The City Council with little fanfare Tuesday authorized a $63,000 amendment for the contract with Economic & Planning Systems to analyze the financial aspect of the developers’ proposal for a project on more than 60 acres of city-owned land west of Costco along the 120 Bypass.
Acting City Manager Greg Showerman authorized spending $35,000 on another contract amendment with EPS in November bringing the overall total to $133,000.
The November addition was needed as the Colorado-based McWhinney Development firm in working with an unnamed Wisconsin waterpark resort operator had submitted financial data on the project to the city critical to determining whether the endeavor that may involve sharing future room taxes with the potential water park operator made sense for the city. The negotiations are now considered at a critical juncture where fairly rapid turnarounds are needed to bring a deal to the point where all parties involved can make a final decision.
EPS has already started some of the work that the latest $63,000 will help cover due to the pressing need to get an answer for the city one way or another in  order to keep the project moving forward.
The $133,000 is being taken from the city’s Economic Revitalization Designated Reserves.
The analysis is similar to what was done for The Promenade Shops at Orchard Valley that brought Brass Pro Shops to Manteca as well as the Costco tax sharing deal.

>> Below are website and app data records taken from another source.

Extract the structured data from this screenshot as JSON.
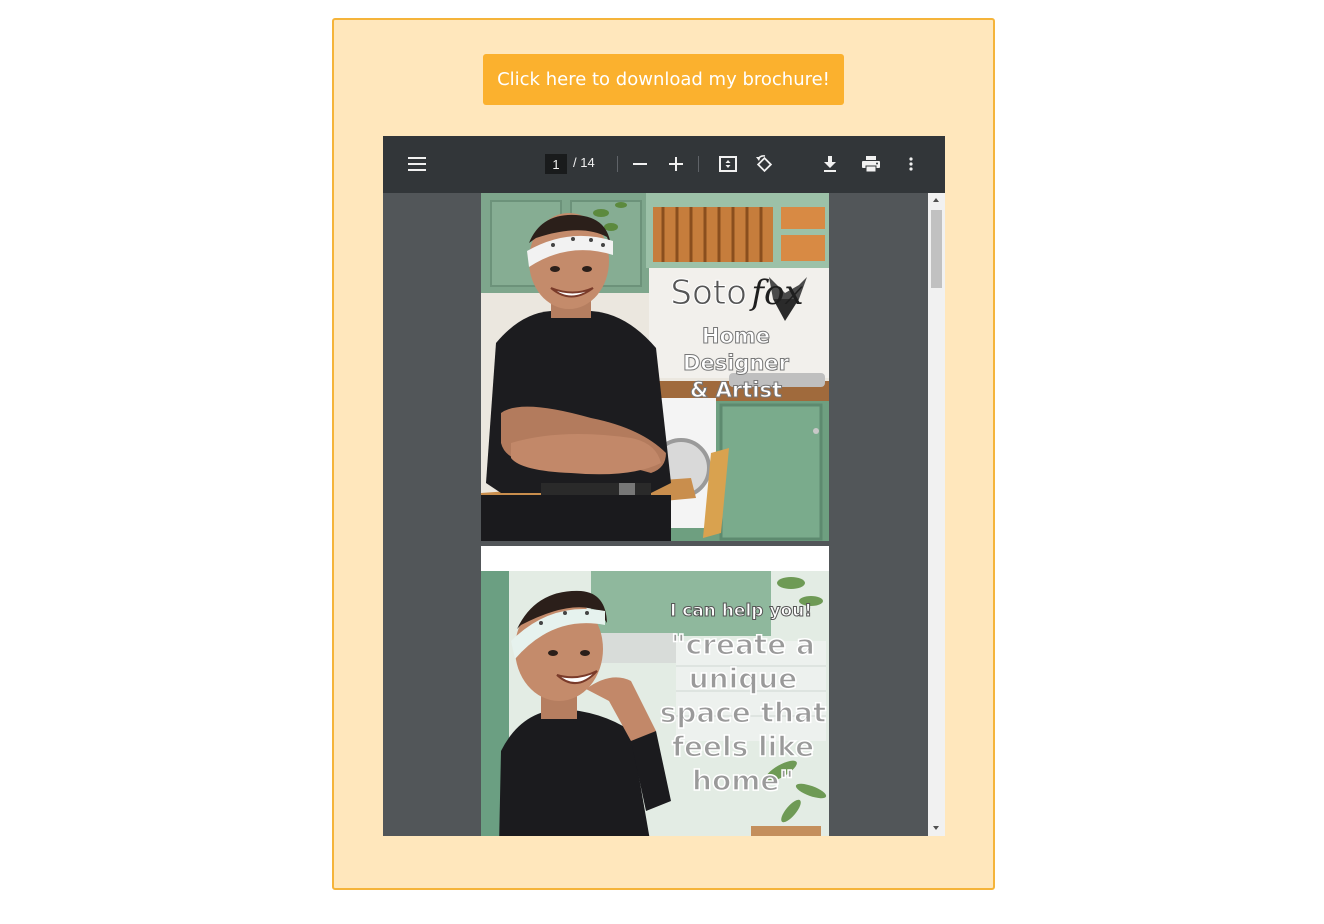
{
  "download_button": {
    "label": "Click here to download my brochure!"
  },
  "pdf_viewer": {
    "toolbar": {
      "current_page": "1",
      "page_total": "/ 14",
      "icons": {
        "menu": "menu-icon",
        "zoom_out": "minus-icon",
        "zoom_in": "plus-icon",
        "fit": "fit-to-page-icon",
        "rotate": "rotate-icon",
        "download": "download-icon",
        "print": "print-icon",
        "more": "more-vert-icon"
      }
    },
    "pages": [
      {
        "brand": "Soto",
        "brand_accent": "fox",
        "title_line1": "Home Designer",
        "title_line2": "& Artist"
      },
      {
        "lead": "I can help you!",
        "quote_line1": "\"create a",
        "quote_line2": "unique",
        "quote_line3": "space that",
        "quote_line4": "feels like",
        "quote_line5": "home\""
      }
    ]
  },
  "colors": {
    "card_bg": "#ffe7bc",
    "card_border": "#f5b43a",
    "button_bg": "#fbb12e",
    "toolbar_bg": "#323639",
    "viewer_bg": "#525659"
  }
}
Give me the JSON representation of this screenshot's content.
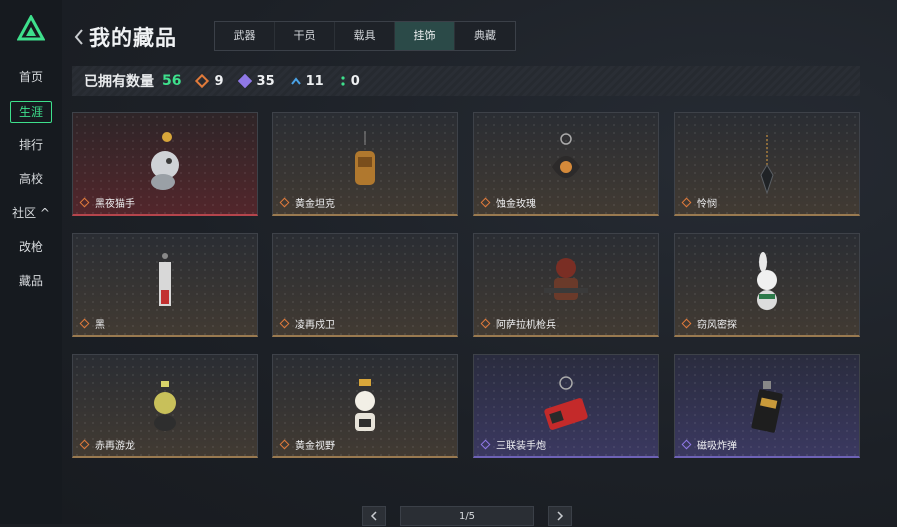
{
  "sidebar": {
    "items": [
      {
        "label": "首页",
        "active": false
      },
      {
        "label": "生涯",
        "active": true
      },
      {
        "label": "排行",
        "active": false
      },
      {
        "label": "高校",
        "active": false
      },
      {
        "label": "社区 ^",
        "active": false
      },
      {
        "label": "改枪",
        "active": false
      },
      {
        "label": "藏品",
        "active": false
      }
    ]
  },
  "header": {
    "title": "我的藏品",
    "tabs": [
      {
        "label": "武器",
        "active": false
      },
      {
        "label": "干员",
        "active": false
      },
      {
        "label": "载具",
        "active": false
      },
      {
        "label": "挂饰",
        "active": true
      },
      {
        "label": "典藏",
        "active": false
      }
    ]
  },
  "stats": {
    "label": "已拥有数量",
    "total": "56",
    "orange": "9",
    "purple": "35",
    "blue": "11",
    "green": "0"
  },
  "items": [
    {
      "name": "黑夜猫手",
      "rarity": "orange",
      "card": "red",
      "icon": "cat-charm-icon"
    },
    {
      "name": "黄金坦克",
      "rarity": "orange",
      "card": "gold",
      "icon": "tank-charm-icon"
    },
    {
      "name": "蚀金玫瑰",
      "rarity": "orange",
      "card": "gold",
      "icon": "rose-charm-icon"
    },
    {
      "name": "怜悯",
      "rarity": "orange",
      "card": "gold",
      "icon": "dagger-charm-icon"
    },
    {
      "name": "黑",
      "rarity": "orange",
      "card": "gold",
      "icon": "tag-charm-icon"
    },
    {
      "name": "凌再戍卫",
      "rarity": "orange",
      "card": "gold",
      "icon": "empty-icon"
    },
    {
      "name": "阿萨拉机枪兵",
      "rarity": "orange",
      "card": "gold",
      "icon": "gunner-charm-icon"
    },
    {
      "name": "窃风密探",
      "rarity": "orange",
      "card": "gold",
      "icon": "rabbit-charm-icon"
    },
    {
      "name": "赤再游龙",
      "rarity": "orange",
      "card": "gold",
      "icon": "dragon-charm-icon"
    },
    {
      "name": "黄金视野",
      "rarity": "orange",
      "card": "gold",
      "icon": "robot-charm-icon"
    },
    {
      "name": "三联装手炮",
      "rarity": "purple",
      "card": "purple",
      "icon": "cannon-charm-icon"
    },
    {
      "name": "磁吸炸弹",
      "rarity": "purple",
      "card": "purple",
      "icon": "bomb-charm-icon"
    }
  ],
  "pagination": {
    "text": "1/5"
  },
  "colors": {
    "accent": "#3ee08c",
    "orange_rarity": "#e07a3a",
    "purple_rarity": "#8f78e6",
    "blue_rarity": "#4aa3e8"
  }
}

Elected leaders wanted EPS — that has a solid reputation as well as a solid track record with the City of Manteca — to thoroughly analyze the project’s finances and produce various scenarios from a conservative one to a best case before determining whether ultimately to OK the project.
The potential resort operators are looking at possibly more than 60 acres of city-owned land. The Great Wolf deal was predicated on 30 acres and the new discussions when McWhinney went hunting for a new partner pushed that up to 60 acres.
Whoever Manteca is negotiating with is relatively close to building should they strike a deal with McWhinney and the City of Manteca. That’s because the environmental clearance has already been secured for a specific project for a 500-room hotel, 75,000-square-foot indoor water park, 15,000-square-foot outdoor water park, and 30,000-square-foot conference center.
A completed and approved environmental impact report in California for a project is as good as money in the bank.
Once the state-mandated EIR that took 18 months to complete was adopted, it means a resort project that size or smaller can proceed. A firm starting from scratch such as Great Wolf is doing in Brentwood still needs to go through the EIR process.
Manteca officials  doubled the land set aside for a waterpark after McWhinney apprised them that the potential operator wanted to build significantly more than Great Wolf including as many as 800 hotel rooms and an RV park as well as what was described as essentially a “family amusement park.”

To contact Dennis Wyatt, email